The New Southern University: Academic Freedom and Liberalism at UNC
224 pages Pubdate: 01/27/2012 6 x 9 13 b&w photos
Established in 1789, the University of North Carolina is the oldest public university in the nation. UNC’s reputation as one of the South’s leading institutions has drawn some of the nation’s leading educators and helped it become a model of the modern American university. However, the school’s location in the country’s most conservative region presented certain challenges during the early 1900s, as new ideas of academic freedom and liberalism began to pervade its educational philosophy. This innovative generation of professors defined themselves as truth-seekers whose work had the potential to enact positive social change; they believed it was their right to choose and cultivate their own curriculum and research in their efforts to cultivate intellectual and social advancement. In To Carry the Truth: Academic Freedom at UNC, 1920–1941, Charles J. Holden examines the growth of UNC during the formative years between the World Wars, focusing on how the principle of academic freedom led to UNC’s role as an advocate for change in the South.

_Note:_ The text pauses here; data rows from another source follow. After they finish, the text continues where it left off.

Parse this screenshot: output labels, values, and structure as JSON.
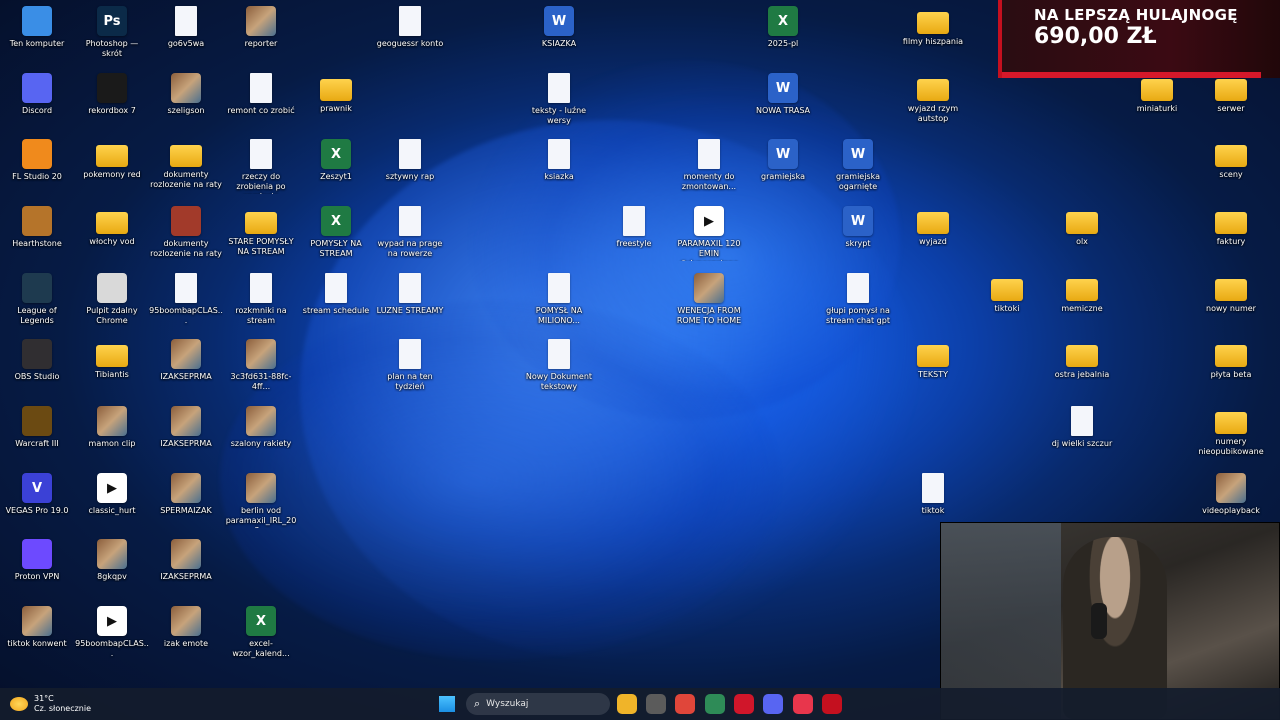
{
  "desktop_icons": [
    {
      "label": "Ten komputer",
      "type": "app",
      "color": "#3a8ee6"
    },
    {
      "label": "Photoshop — skrót",
      "type": "app",
      "color": "#0b2a48",
      "mark": "Ps"
    },
    {
      "label": "go6v5wa",
      "type": "doc"
    },
    {
      "label": "reporter",
      "type": "pic"
    },
    {
      "label": "geoguessr konto",
      "type": "doc"
    },
    {
      "label": "KSIAZKA",
      "type": "word",
      "mark": "W"
    },
    {
      "label": "2025-pl",
      "type": "excel",
      "mark": "X"
    },
    {
      "label": "filmy hiszpania",
      "type": "folder"
    },
    {
      "label": "Discord",
      "type": "app",
      "color": "#5865f2"
    },
    {
      "label": "rekordbox 7",
      "type": "app",
      "color": "#1a1a1a"
    },
    {
      "label": "szeligson",
      "type": "pic"
    },
    {
      "label": "remont co zrobić",
      "type": "doc"
    },
    {
      "label": "prawnik",
      "type": "folder"
    },
    {
      "label": "teksty - luźne wersy",
      "type": "doc"
    },
    {
      "label": "NOWA TRASA",
      "type": "word",
      "mark": "W"
    },
    {
      "label": "wyjazd rzym autstop",
      "type": "folder"
    },
    {
      "label": "miniaturki",
      "type": "folder"
    },
    {
      "label": "serwer",
      "type": "folder"
    },
    {
      "label": "FL Studio 20",
      "type": "app",
      "color": "#f08a1c"
    },
    {
      "label": "pokemony red",
      "type": "folder"
    },
    {
      "label": "dokumenty rozlozenie na raty",
      "type": "folder"
    },
    {
      "label": "rzeczy do zrobienia po wypłacie",
      "type": "doc"
    },
    {
      "label": "Zeszyt1",
      "type": "excel",
      "mark": "X"
    },
    {
      "label": "sztywny rap",
      "type": "doc"
    },
    {
      "label": "ksiazka",
      "type": "doc"
    },
    {
      "label": "momenty do zmontowan...",
      "type": "doc"
    },
    {
      "label": "gramiejska",
      "type": "word",
      "mark": "W"
    },
    {
      "label": "gramiejska ogarnięte",
      "type": "word",
      "mark": "W"
    },
    {
      "label": "sceny",
      "type": "folder"
    },
    {
      "label": "Hearthstone",
      "type": "app",
      "color": "#b5742a"
    },
    {
      "label": "włochy vod",
      "type": "folder"
    },
    {
      "label": "dokumenty rozlozenie na raty",
      "type": "app",
      "color": "#a23a2a"
    },
    {
      "label": "STARE POMYSŁY NA STREAM",
      "type": "folder"
    },
    {
      "label": "POMYSŁY NA STREAM",
      "type": "excel",
      "mark": "X"
    },
    {
      "label": "wypad na prage na rowerze",
      "type": "doc"
    },
    {
      "label": "freestyle",
      "type": "doc"
    },
    {
      "label": "PARAMAXIL 120 EMIN @dvpaszatana",
      "type": "media",
      "mark": "▶"
    },
    {
      "label": "skrypt",
      "type": "word",
      "mark": "W"
    },
    {
      "label": "wyjazd",
      "type": "folder"
    },
    {
      "label": "olx",
      "type": "folder"
    },
    {
      "label": "faktury",
      "type": "folder"
    },
    {
      "label": "League of Legends",
      "type": "app",
      "color": "#1e3a4f"
    },
    {
      "label": "Pulpit zdalny Chrome",
      "type": "app",
      "color": "#d9d9d9"
    },
    {
      "label": "95boombapCLAS...",
      "type": "doc"
    },
    {
      "label": "rozkmniki na stream",
      "type": "doc"
    },
    {
      "label": "stream schedule",
      "type": "doc"
    },
    {
      "label": "LUZNE STREAMY",
      "type": "doc"
    },
    {
      "label": "POMYSŁ NA MILIONO...",
      "type": "doc"
    },
    {
      "label": "WENECJA FROM ROME TO HOME ...",
      "type": "pic"
    },
    {
      "label": "głupi pomysł na stream chat gpt",
      "type": "doc"
    },
    {
      "label": "tiktoki",
      "type": "folder"
    },
    {
      "label": "memiczne",
      "type": "folder"
    },
    {
      "label": "nowy numer",
      "type": "folder"
    },
    {
      "label": "OBS Studio",
      "type": "app",
      "color": "#302e31"
    },
    {
      "label": "Tibiantis",
      "type": "folder"
    },
    {
      "label": "IZAKSEPRMA",
      "type": "pic"
    },
    {
      "label": "3c3fd631-88fc-4ff...",
      "type": "pic"
    },
    {
      "label": "plan na ten tydzień",
      "type": "doc"
    },
    {
      "label": "Nowy Dokument tekstowy",
      "type": "doc"
    },
    {
      "label": "TEKSTY",
      "type": "folder"
    },
    {
      "label": "ostra jebalnia",
      "type": "folder"
    },
    {
      "label": "płyta beta",
      "type": "folder"
    },
    {
      "label": "Warcraft III",
      "type": "app",
      "color": "#6b4a12"
    },
    {
      "label": "mamon clip",
      "type": "pic"
    },
    {
      "label": "IZAKSEPRMA",
      "type": "pic"
    },
    {
      "label": "szalony rakiety",
      "type": "pic"
    },
    {
      "label": "dj wielki szczur",
      "type": "doc"
    },
    {
      "label": "numery nieopubikowane",
      "type": "folder"
    },
    {
      "label": "VEGAS Pro 19.0",
      "type": "app",
      "color": "#3b41d6",
      "mark": "V"
    },
    {
      "label": "classic_hurt",
      "type": "media",
      "mark": "▶"
    },
    {
      "label": "SPERMAIZAK",
      "type": "pic"
    },
    {
      "label": "berlin vod paramaxil_IRL_202...",
      "type": "pic"
    },
    {
      "label": "tiktok",
      "type": "doc"
    },
    {
      "label": "videoplayback",
      "type": "pic"
    },
    {
      "label": "Proton VPN",
      "type": "app",
      "color": "#6d4aff"
    },
    {
      "label": "8gkqpv",
      "type": "pic"
    },
    {
      "label": "IZAKSEPRMA",
      "type": "pic"
    },
    {
      "label": "tiktok konwent",
      "type": "pic"
    },
    {
      "label": "95boombapCLAS...",
      "type": "media",
      "mark": "▶"
    },
    {
      "label": "izak emote",
      "type": "pic"
    },
    {
      "label": "excel-wzor_kalend...",
      "type": "excel",
      "mark": "X"
    }
  ],
  "donation": {
    "title": "NA LEPSZĄ HULAJNOGĘ",
    "amount": "690,00 ZŁ",
    "progress": 0.92
  },
  "taskbar": {
    "weather_temp": "31°C",
    "weather_desc": "Cz. słonecznie",
    "search_placeholder": "Wyszukaj",
    "apps": [
      {
        "name": "file-explorer-icon",
        "color": "#f0b429"
      },
      {
        "name": "settings-app-icon",
        "color": "#5b5b5b"
      },
      {
        "name": "chrome-icon",
        "color": "#e0463a"
      },
      {
        "name": "chrome-dev-icon",
        "color": "#2e8b57"
      },
      {
        "name": "opera-icon",
        "color": "#d0162a"
      },
      {
        "name": "discord-icon",
        "color": "#5865f2"
      },
      {
        "name": "red-app-icon",
        "color": "#e8364c"
      },
      {
        "name": "app-icon",
        "color": "#c4101f"
      }
    ]
  }
}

Charles J. Holden, professor of history at St. Mary’s College of Maryland, is the author of In the Great Maelstrom: Conservatives in Post–Civil War South Carolina. He lives in Solomons, Maryland.
A valuable account of how issues of academic freedom played out at the South's leading institution of higher education between the World Wars, thereby illuminating both the general history of academic freedom and of that university. -- John T. Kneebone, author of Southern Liberal Journalists and the Issue of Race, 1920-1944
Holden’s stimulating history of academic freedom at the University of North Carolina during the 1920s and 1930s adds new depth to the study of a core principle of American higher education. -- Randal Hall, author of Lum and Abner: Rural America and the Golden Age of Radio
As someone who writes about academic freedom at the level of philosophical abstraction, I am at once enlightened and chastened by Charles Holden's 'on the ground' history of what academic freedom really means in action at a major educational institution. This book forcefully reminds us that there are some battles that have to be fought again and again. -- Stanley Fish, author of How to Write A Sentence and How To Read One
The University of North Carolina in the middle part of the 20th century has long enjoyed a reputation as a bastion of intellectual seriousness and progressive social vision in the conservative South. In this engaging book, Holden meticulously examines the ideas and commitments that lay behind this reputation as well as the intellectual, social and political limits that, in the end, bound the university. This fine work is deeply revealing, both about the inner workings of higher education and why it sometimes sits so uneasily in the community around it. -- Melissa Kean, University Historian at Rice University
Holden’s concise, well-argued book charts the difficulties of implementing and protecting that ‘spiritual goal.’ -- Charlotte Observer
Holden’s excellent book reminds us of the tensions that circumscribed academic freedom then and now. Disseminating intellectually honest information and solving societal problems remain core values of the university. -- News and Observer
Holden has well illustrated why the University of North Carolina at Chapel Hill was, by the 1930s, widely acclaimed as the leading southern university. -- North Carolina Historical Review
It reassures the reader with a liberal political outlook and/or a concern for the protection of academic freedom that these values were both preserved at the University of North Carolina in Chapel Hill in the first half of the twentieth century. -- Wayne Urban
Holden's able monograph provides an encouraging sign of renewed scholarly interest in the relationship between higher learning and cultural change in the modernizing South. Covering the University of North Carolina (UNC) during the years 1920-1940... the book examines the intellectual climate at a bellwether university during the era of the Ku Klux Klan, the anti-evolution controversy, and the labor upheavals of the depression era. -- Journal of Southern History